> [Your assignment]:
How many lines in the records below contain the word "Create"? Reply with that number only.

> [Dataset records]:
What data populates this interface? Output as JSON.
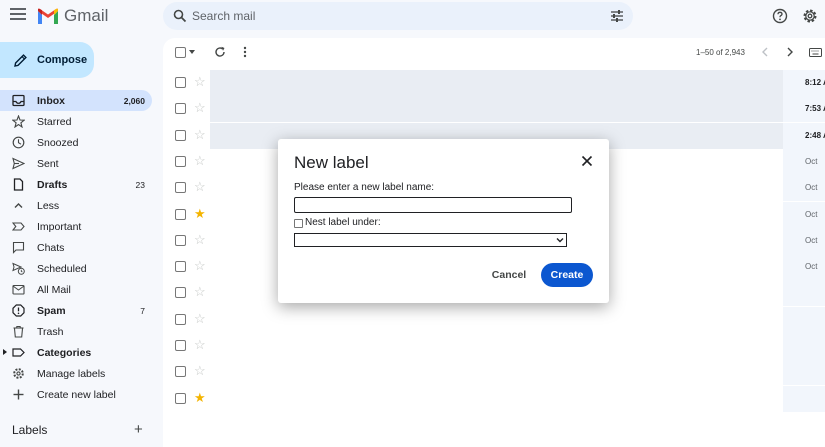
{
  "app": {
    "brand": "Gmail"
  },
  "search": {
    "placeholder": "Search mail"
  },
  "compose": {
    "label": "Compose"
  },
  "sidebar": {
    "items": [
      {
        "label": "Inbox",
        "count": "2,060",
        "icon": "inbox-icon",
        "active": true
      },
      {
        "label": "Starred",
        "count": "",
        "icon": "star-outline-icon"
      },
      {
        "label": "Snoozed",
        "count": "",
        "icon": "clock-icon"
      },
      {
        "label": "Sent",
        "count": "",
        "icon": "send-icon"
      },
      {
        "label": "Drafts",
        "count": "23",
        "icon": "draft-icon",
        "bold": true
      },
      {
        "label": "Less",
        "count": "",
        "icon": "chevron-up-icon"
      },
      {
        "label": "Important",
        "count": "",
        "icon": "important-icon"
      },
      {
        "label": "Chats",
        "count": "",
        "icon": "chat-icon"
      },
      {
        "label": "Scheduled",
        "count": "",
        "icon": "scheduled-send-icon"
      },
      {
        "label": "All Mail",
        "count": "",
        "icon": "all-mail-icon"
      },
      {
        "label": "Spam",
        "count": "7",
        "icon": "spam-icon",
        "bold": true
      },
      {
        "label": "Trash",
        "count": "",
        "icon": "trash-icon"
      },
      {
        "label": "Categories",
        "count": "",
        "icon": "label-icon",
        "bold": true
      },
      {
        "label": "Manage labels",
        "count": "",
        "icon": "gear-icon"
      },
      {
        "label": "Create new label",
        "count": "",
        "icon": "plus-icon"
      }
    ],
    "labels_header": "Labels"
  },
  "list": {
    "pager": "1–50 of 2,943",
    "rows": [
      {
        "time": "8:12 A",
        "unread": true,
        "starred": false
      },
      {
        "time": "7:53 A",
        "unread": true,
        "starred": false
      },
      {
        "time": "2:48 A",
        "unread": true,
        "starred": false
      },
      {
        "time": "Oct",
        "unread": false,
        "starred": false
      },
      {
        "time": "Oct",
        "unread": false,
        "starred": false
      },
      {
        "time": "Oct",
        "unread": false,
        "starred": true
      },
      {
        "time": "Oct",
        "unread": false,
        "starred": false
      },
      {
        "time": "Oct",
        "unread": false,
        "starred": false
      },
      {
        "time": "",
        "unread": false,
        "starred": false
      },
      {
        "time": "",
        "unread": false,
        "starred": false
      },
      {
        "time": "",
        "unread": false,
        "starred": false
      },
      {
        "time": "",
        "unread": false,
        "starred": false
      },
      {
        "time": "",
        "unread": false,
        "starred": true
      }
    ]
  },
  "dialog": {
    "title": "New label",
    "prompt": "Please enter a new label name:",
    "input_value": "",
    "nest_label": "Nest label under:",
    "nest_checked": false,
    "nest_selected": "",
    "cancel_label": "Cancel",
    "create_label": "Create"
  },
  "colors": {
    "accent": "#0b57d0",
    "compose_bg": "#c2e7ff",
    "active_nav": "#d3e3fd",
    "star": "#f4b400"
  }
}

> [Response]:
2